Discrimination continued, Temaru told Green Left Weekly. "When we started to go to school, we were strictly forbidden to speak our own language. Now they have admitted that the Tahitian language is the second official language of our country, but still all the documents, all the literature is in French. The educational system is in French.
"That is why, after 153 years of colonisation, we don't have the people we need to rule the country. We have very few Tahitian doctors, very few Tahitian lawyers, and very few technicians. All these occupations are controlled by the French. That means we are completely dependent on what the French would like to do in our country."

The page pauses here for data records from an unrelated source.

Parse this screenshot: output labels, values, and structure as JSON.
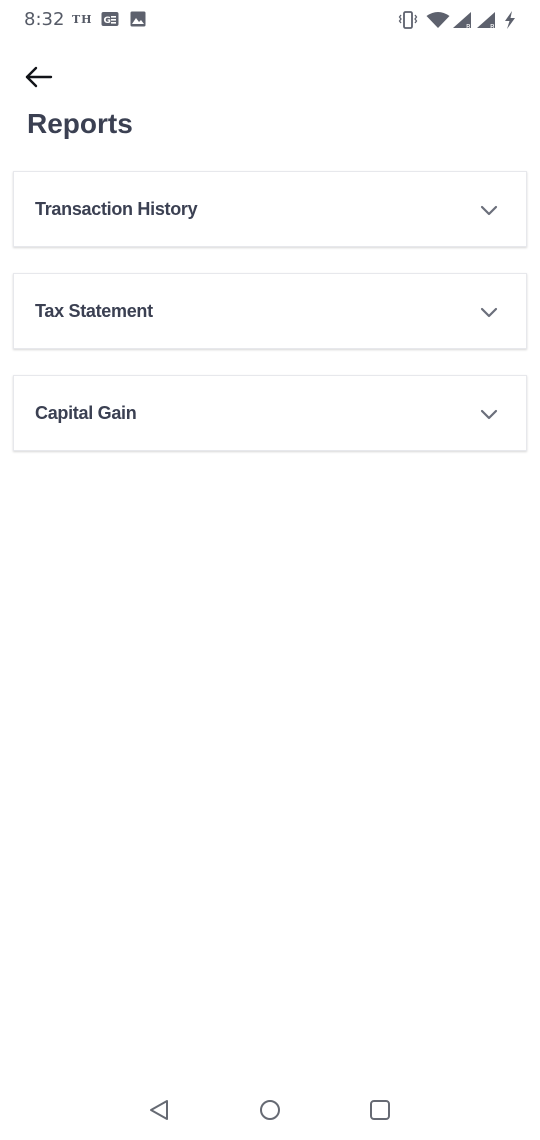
{
  "status_bar": {
    "time": "8:32",
    "carrier": "TH",
    "icons": [
      "gallery-notification-icon",
      "image-notification-icon",
      "vibrate-icon",
      "wifi-icon",
      "signal-icon",
      "signal-icon",
      "battery-charging-icon"
    ]
  },
  "header": {
    "back_icon": "arrow-left-icon",
    "title": "Reports"
  },
  "reports": [
    {
      "label": "Transaction History",
      "icon": "chevron-down-icon"
    },
    {
      "label": "Tax Statement",
      "icon": "chevron-down-icon"
    },
    {
      "label": "Capital Gain",
      "icon": "chevron-down-icon"
    }
  ],
  "nav_bar": {
    "buttons": [
      "back-triangle-icon",
      "home-circle-icon",
      "recents-square-icon"
    ]
  },
  "colors": {
    "text_primary": "#3b4052",
    "card_border": "#e7e8ec",
    "icon_gray": "#6b6f7b"
  }
}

Despite the setbacks for the independence movement in the early 1960s, local politics remained dominated throughout the 1970s and early 1980s by a range of parties that called for greater and genuine autonomy. Despite some token measures, successive French governments opposed their demands. Explicitly pro-French parties failed to gain majority support.
Frustrated with French intransigence, a new generation of Tahitians formed several militant parties that again advocated independence. Temaru's Tavini Huiraatira was formed in 1975. From the beginning, the party argued for immediate independence, immediate cessation of nuclear testing and a redistribution of wealth.
In the 1980s, supporters of independence became the main opposition after the pro-French party led by Glaston Flosse opportunistically embraced many of the policies of the autonomists, coopting and compromising many of them. Flosse won control of the Territorial Assembly. Electoral support for Tavini Huiraatira jumped from 6.4% in 1986 to 11.4% in 1991. The party has four members in the 41-member assembly.
"The idea of independence is growing very fast", Temaru told Green Left Weekly. The recent French presidential elections are a significant indicator of this, he explained. "Since 1981, we have urged our people to abstain from voting in French presidential elections. In 1981, 30% abstained. In 1995, 50% abstained. If you take out all the French civil servants, French soldiers and military personnel who also vote in Tahiti, that means only 30% of the local population participated in that election." That result bodes well for the Territorial Assembly elections due in March, Temaru said.
The independence movement's organisation and ability to mobilise have also improved, he added. "This is a very big country. It is bigger than Europe. That is the main problem we face. Going from Tahiti to the Marquesas Islands, for example, takes two hours by plane. Despite that, we have committees everywhere. We educate our people and try to politicise them about many problems we have in this country."
The movement's goal is to win independence by the year 2000, Temaru said. "As is mentioned in UN Resolution 4347 passed in 1988, the decade 1990 to 2000 is the decade for the eradication of colonialism throughout the world. The decision taken by the president of France [to resume nuclear testing] is a good example of the colonial system."
Temaru was also critical of the role the Australian government has played. He described the Australian and New Zealand governments' stands in relation to the Pacific independence movements as "too soft". He called on these governments to support independence for French colonies in the Pacific.
"That Australia continues to sell uranium to France while at the same time protesting against French nuclear testing is hypocrisy", Temaru added.